So dolls, without meaning to, mean a lot. But one of the more relatively recent ways we relate to dolls is as strange objects of — and this is a totally scientific term — creepiness. Creepiness, McAndrew says, comes down to uncertainty. If something is clearly frightening, you scream, you run away.
But in the absence of real evidence of a threat, we wait and in the meantime, call them creepy. The creeped out response, McAndrew theorized, is shaped by the twin forces of being attuned to potential threats, and therefore out-of-the-ordinary behavior, and of being wary of rocking the social boat.
Dolls inhabit this area of uncertainty largely because they look human but we know they are not. The key is that it has to be the right level of mimicry — too much or too little and we get creeped out.
In a study published in Psychological Science inresearchers from the University of Groningen in the Netherlands found that inappropriate nonverbal mimicry produced a physical response in the creeped out subject: The uncanny valley refers to the idea that human react favorably to humanoid figures until a point at which these figures become too human.
At that point, the small differences between the human and the inhuman — maybe an awkward gait, an inability to use appropriate eye contact or speech patterns — become amplified to the point of discomfort, unease, disgust, and terror.
But the uncanny valley is, for scientists and psychologists alike, a woolly area. Maybe like the Supreme Court standard for obscenity, we know uncanny, creepy humanoids when we see them?
Only when they began to look too human, did dolls start to become creepy, uncanny, and psychology began investigating. Which presents an interesting phenomenon: The creepiness of realistic dolls is complicated by the fact that some people want dolls and robots that look as lifelike as possible.
The more lifelike an infant doll is — and some of them even boast heartbeats, breathing motionand cooing — the more desirable it is among reborn devotees, but equally, the more it seems to repulse the general public. Perhaps it comes down to what we can make dolls into.
But the doll was creepy well before Hollywood came calling. In the 18th and 19th centuries, as dolls became more realistic and as their brethren, the automata, performed more dexterous feats, artists and writers began exploring the horror of that almost immediately.Top 41 Successful Common App Essays.
These college essays are from students who got accepted at Common kaja-net.com them to get inspiration for your own essays and knock the socks off those admissions officers! click here Energy and Human Evolution by David Price. Please address correspondence to Dr.
Price, Carpenter Hall, Cornell University, Ithaca, NY The Tyranny of Guilt: An Essay on Western Masochism [Pascal Bruckner, Steven Rendall] on kaja-net.com *FREE* shipping on qualifying offers.
Fascism, communism, genocide, slavery, racism, imperialism--the West has no shortage of reasons for guilt. And. Robert Johnson The Wind River Indian Reservation is not an easy place to get to, but I had to see it for myself..
Thirty-five-hundred square miles of prairie and mountains in western Wyoming, the. THE SPIKE. It was late-afternoon. Forty-nine of us, forty-eight men and one woman, lay on the green waiting for the spike to open.
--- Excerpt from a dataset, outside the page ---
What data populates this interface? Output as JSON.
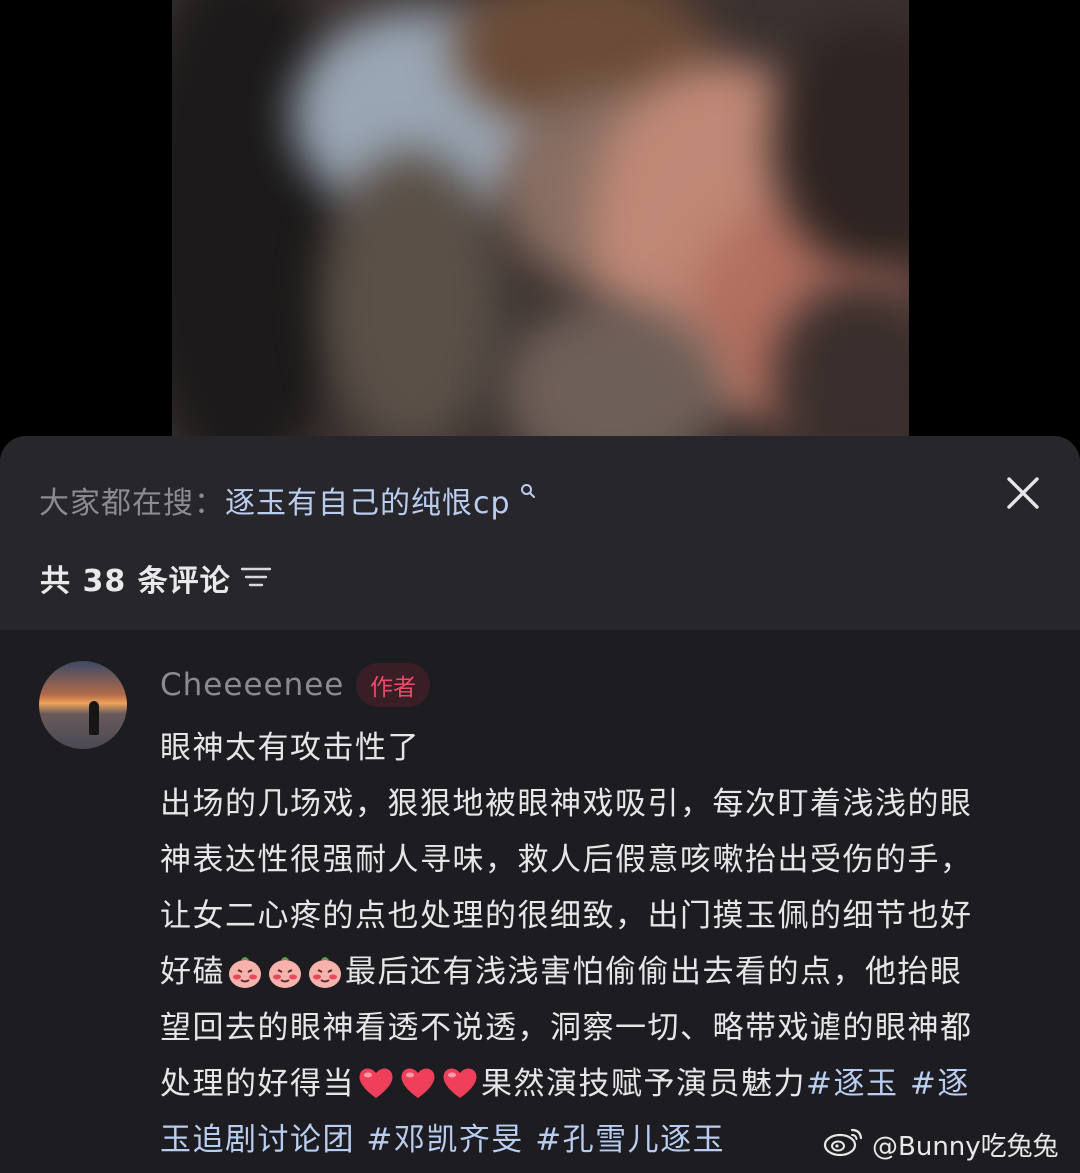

We were too tired to talk much. A Problem With Wind Power [kaja-net.com] [click here for printer-friendly PDF]by Eric Rosenbloom Wind power promises a clean and free source of electricity that would reduce our dependence on imported fossil fuels and the output of greenhouse gases and other pollution.
Many governments are therefore promoting the construction of vast wind "farms," encouraging private companies with .